⎯ Ansel Adams
I have been working behind the lens for almost 20 years, as Director of Photography, Photographer, and as a Studio Chief Lighting Technician. I believe that the language of visual storytelling is a complex one that invollves composition, optics, light and movement. This is the first reel I’ve put together in awhile, but it won’t be the last. Consider it a work in progress and feel free to comment.
My experience includes working with 35mm and 16mm film cameras, broadcast video, High Definition, and all of the latest digital cameras.
I got my new 5D Mark II a few days ago and I haven’t been as thrilled by new machinery as I have been about this in quite awhile. Without getting into all the really cool things that make this camera great (see any one of a million articles already published on the internet or in magazines), I have my own needs for this device and one of them is the ability to shoot 1080i HD video with my own compliment of Canon glass and get luscious, shallow DOF shots. Mostly I will be using the camera to shoot episodes of the firehouse cooking show Feeding The Fire, and the biggest concern for me has been sound, so I found a solution that works best for me.
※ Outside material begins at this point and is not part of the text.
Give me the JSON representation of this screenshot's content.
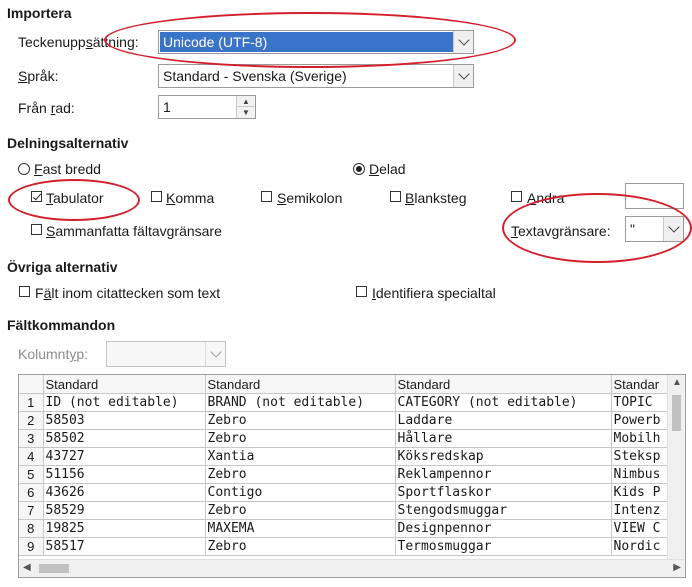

The problems with sound on the 5D mark II is the tiny internal mic that picks up everything in a large radius around the camera, which is not good for recording dialogue, or anything else you want to use as a soundtrack for that matter, and the camera’s lack of control over audio recording, leaving the user with the less than desirable auto-gain only. The latter seems to be solved by a firmware update being offered by Magic Lantern. I say that is seems to be solved because the firmware is not quite ready for general release (see their wiki for more info), but it looks very hopeful as the option to give us audio control until Canon comes around to the idea, but if the history of the L1 sound issues are any indication, they will be in no hurry.
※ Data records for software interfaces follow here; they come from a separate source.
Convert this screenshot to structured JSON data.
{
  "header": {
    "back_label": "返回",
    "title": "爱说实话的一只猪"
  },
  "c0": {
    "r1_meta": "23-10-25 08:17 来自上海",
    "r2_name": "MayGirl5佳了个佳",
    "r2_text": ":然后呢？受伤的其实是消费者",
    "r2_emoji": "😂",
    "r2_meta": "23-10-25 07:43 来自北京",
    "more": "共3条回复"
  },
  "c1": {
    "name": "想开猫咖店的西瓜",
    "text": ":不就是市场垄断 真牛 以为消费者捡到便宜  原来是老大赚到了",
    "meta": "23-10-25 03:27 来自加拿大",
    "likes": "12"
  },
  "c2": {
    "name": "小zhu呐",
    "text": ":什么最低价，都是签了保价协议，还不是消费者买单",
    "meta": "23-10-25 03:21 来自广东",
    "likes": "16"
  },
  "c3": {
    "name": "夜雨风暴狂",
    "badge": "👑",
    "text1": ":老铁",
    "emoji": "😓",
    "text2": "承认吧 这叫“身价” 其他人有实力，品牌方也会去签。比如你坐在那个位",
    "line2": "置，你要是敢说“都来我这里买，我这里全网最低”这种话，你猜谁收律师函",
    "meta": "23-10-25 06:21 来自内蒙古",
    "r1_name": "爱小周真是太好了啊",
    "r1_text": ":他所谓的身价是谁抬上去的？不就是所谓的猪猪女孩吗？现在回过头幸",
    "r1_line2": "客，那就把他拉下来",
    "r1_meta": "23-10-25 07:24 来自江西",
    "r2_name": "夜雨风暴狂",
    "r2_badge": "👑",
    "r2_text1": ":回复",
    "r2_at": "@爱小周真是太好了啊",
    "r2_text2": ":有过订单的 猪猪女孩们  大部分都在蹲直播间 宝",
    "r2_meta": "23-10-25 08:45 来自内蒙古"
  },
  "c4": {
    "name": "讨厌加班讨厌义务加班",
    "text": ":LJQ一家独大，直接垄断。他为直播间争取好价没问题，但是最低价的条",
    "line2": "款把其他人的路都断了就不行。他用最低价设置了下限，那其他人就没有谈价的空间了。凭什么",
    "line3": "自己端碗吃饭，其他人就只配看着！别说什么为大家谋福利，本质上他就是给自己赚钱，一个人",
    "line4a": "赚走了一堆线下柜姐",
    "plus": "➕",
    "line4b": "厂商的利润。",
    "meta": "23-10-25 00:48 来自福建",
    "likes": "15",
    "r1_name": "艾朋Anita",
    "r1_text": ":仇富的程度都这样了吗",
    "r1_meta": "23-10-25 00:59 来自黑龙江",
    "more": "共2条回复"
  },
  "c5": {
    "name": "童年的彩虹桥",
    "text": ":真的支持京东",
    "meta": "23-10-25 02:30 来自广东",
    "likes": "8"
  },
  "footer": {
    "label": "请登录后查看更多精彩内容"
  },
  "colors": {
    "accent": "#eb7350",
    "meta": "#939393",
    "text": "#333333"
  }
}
The solution for me seemed simple enough: I have a short shotgun mic that has been working great for me for years, and so I got a hot-shoe mounted shock mount to hold the mic above the lens, but needed a power supply for it. I wanted to stay away from the manufactured adapter boxes by Beachtek and Juiced because I think they are pretty pricey and relatively noisy. So I went with a clean sounding PSC 48V phantom power supply and a balanced to stereo mini plug adapter made by the good folks at Coffee Sound in Los Angeles. This gave me the ability to record clean audio, but the physical setup was to have the 48V PH on my belt with cables going from mic, to belt and back to the camera. I immediately thought of the high repair bills as I imagined all the ways this setup could cause the little mini plug to be ripped from the camera, not to mention the sheer inconvenience of it all, especially shooting documentary style when speed is all important.
So I opened the 48V PH box to get a look at where the electronics where and where I could punch some holes. A couple of minutes with some drill bits, a 2″ 1/4-20 screw and a locking ring to keep it from falling out, some flat cork, and I had a way to attach it nicely to the bottom of my camera. One more hole and a 1/2″ screw and I had the quickplate for my tripod attached to the bottom of the box and I was ready to go.
I just shot an episode of Feeding The Fire in River Grove, IL and this setup worked great. The images are incredible: the shallow depth of field give it a rich texture and the sound is just perfect.